To the extent that climate change reporters actually exist on TV—MSNBC’s Rachel Maddow and Chris Hayes often cover climate stories, but cable news as a whole largely fails to—the Last Week Tonight host has proven himself among the smartest. He’s mocked the absurdity of “debating” climate change by pitting 97 mainstream scientists against 3 contrarians, outlined the stakes of leaving the Paris climate agreement, and detailed Republicans’ history of science denial.

Oliver’s latest episode continued the trend. On Sunday, he delved into the National Flood Insurance Program (NFIP), a federal program that’s enriching private insurance companies and screwing over poor people—a pattern that will only worsen as floods get more intense due to climate change.

The segment is an earnest attempt to answer one of the most pressing policy questions of 2017, a year in which three devastating hurricanes cost taxpayers tens of billions of dollars. How can we stop this from happening? One obvious solution is to stop building and living in flood zones. And yet, Oliver noted, “We have made certain decisions that put and keep people and property in the path of flooding.” Despite more extreme flooding and more catastrophic damage due to climate change, the government keeps insuring flood-prone properties and doling out millions of dollars for people to rebuild in at-risk zones.

Oliver went further, noting that the NFIP is not only a waste of government money, but a boon for private insurance companies. That’s because the government doesn’t directly sell insurance; instead, it “pays private insurance companies a fee for every policy they sell,” Oliver said. “But not just that: The federal government is then responsible for covering any losses, which is a pretty fucking sweet deal for the insurance companies… The bigger the disaster, the more they stand to profit.” At the same time, low-income people get the brunt of this deal, because “our buy-out programs are hugely underfunded and prohibitively slow,” Oliver explained. In other words, people who would like to move out of their flood-prone houses can’t find anyone to buy them, nor can they get government support to sell them. The result is a vicious cycle of flooding and rebuilding.

This information in itself is far more than most cable news segments would provide. But what makes Oliver the most sensible climate journalist on TV is his approach to denial. He at first acts like he’s taking into account the opinions of everybody—only to show how dumb it is that we’re still engaging in this debate. “Sure, it’s a complicated issue,” Oliver said of the connection between extreme weather and climate change. “We may not have definitive proof until the late 1980s.” Later, he noted how heavy downpours and sea level rise have been increasing in the last 50 years. “I’m not saying that’s because of climate change,” he says. “Even though, IT IS. IT JUST FUCKING IS.”

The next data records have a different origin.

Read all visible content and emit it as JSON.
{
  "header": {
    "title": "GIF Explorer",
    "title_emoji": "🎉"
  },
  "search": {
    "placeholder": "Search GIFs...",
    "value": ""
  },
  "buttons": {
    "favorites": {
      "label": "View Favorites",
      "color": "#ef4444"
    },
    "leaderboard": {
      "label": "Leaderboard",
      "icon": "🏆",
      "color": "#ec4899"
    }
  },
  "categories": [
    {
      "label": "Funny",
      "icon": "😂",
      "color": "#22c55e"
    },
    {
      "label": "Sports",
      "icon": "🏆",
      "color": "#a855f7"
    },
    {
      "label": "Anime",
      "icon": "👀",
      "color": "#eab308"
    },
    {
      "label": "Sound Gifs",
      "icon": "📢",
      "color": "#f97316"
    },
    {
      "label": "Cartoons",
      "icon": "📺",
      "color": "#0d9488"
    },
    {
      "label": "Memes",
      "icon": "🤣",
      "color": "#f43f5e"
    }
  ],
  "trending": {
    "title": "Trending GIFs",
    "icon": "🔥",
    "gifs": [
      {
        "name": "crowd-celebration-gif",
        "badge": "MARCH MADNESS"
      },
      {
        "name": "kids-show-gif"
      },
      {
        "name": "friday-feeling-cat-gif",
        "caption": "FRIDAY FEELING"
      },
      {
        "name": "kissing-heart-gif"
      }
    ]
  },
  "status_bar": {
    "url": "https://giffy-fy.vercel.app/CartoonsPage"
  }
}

Oliver has insisted he’s a comedian and not a journalist, but don’t believe him. In a cable news environment where networks largely ignore climate change’s influence on extreme weather, give outsized airtime to climate deniers, and fail to mention the climate consequences of elections, Oliver’s smart and brutally honest stories comprise some of the best climate journalism on television. He also accomplishes something that no climate reporter does: He makes us laugh, too.